EXERCISE REQUIREMENTS
Print every record exactly, omitting none.

SUPPLIED ENTRIES
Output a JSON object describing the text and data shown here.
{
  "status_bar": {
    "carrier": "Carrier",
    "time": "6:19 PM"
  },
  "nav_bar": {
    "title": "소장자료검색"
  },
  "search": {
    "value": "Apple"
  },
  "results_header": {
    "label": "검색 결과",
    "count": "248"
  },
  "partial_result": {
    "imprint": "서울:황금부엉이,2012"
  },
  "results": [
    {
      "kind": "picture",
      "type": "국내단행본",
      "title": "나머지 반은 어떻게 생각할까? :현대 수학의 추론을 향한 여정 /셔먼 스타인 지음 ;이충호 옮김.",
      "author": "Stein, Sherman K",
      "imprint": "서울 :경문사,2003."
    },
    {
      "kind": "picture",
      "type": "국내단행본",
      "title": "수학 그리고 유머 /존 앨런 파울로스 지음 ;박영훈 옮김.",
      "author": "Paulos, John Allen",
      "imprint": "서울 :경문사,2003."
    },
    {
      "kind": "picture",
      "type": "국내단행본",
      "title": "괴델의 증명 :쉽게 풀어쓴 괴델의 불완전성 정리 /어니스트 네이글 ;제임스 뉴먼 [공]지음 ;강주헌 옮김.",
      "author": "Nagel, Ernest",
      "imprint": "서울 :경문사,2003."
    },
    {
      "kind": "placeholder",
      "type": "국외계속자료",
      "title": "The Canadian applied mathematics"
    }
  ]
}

REPLY TO THE EXERCISE
Output a JSON object describing the text and data shown here.
{
  "status_bar": {
    "carrier": "Carrier",
    "time": "6:19 PM"
  },
  "nav_bar": {
    "title": "소장자료검색"
  },
  "search": {
    "value": "Apple"
  },
  "results_header": {
    "label": "검색 결과",
    "count": "248"
  },
  "partial_result": {
    "imprint": "서울:황금부엉이,2012"
  },
  "results": [
    {
      "kind": "picture",
      "type": "국내단행본",
      "title": "나머지 반은 어떻게 생각할까? :현대 수학의 추론을 향한 여정 /셔먼 스타인 지음 ;이충호 옮김.",
      "author": "Stein, Sherman K",
      "imprint": "서울 :경문사,2003."
    },
    {
      "kind": "picture",
      "type": "국내단행본",
      "title": "수학 그리고 유머 /존 앨런 파울로스 지음 ;박영훈 옮김.",
      "author": "Paulos, John Allen",
      "imprint": "서울 :경문사,2003."
    },
    {
      "kind": "picture",
      "type": "국내단행본",
      "title": "괴델의 증명 :쉽게 풀어쓴 괴델의 불완전성 정리 /어니스트 네이글 ;제임스 뉴먼 [공]지음 ;강주헌 옮김.",
      "author": "Nagel, Ernest",
      "imprint": "서울 :경문사,2003."
    },
    {
      "kind": "placeholder",
      "type": "국외계속자료",
      "title": "The Canadian applied mathematics"
    }
  ]
}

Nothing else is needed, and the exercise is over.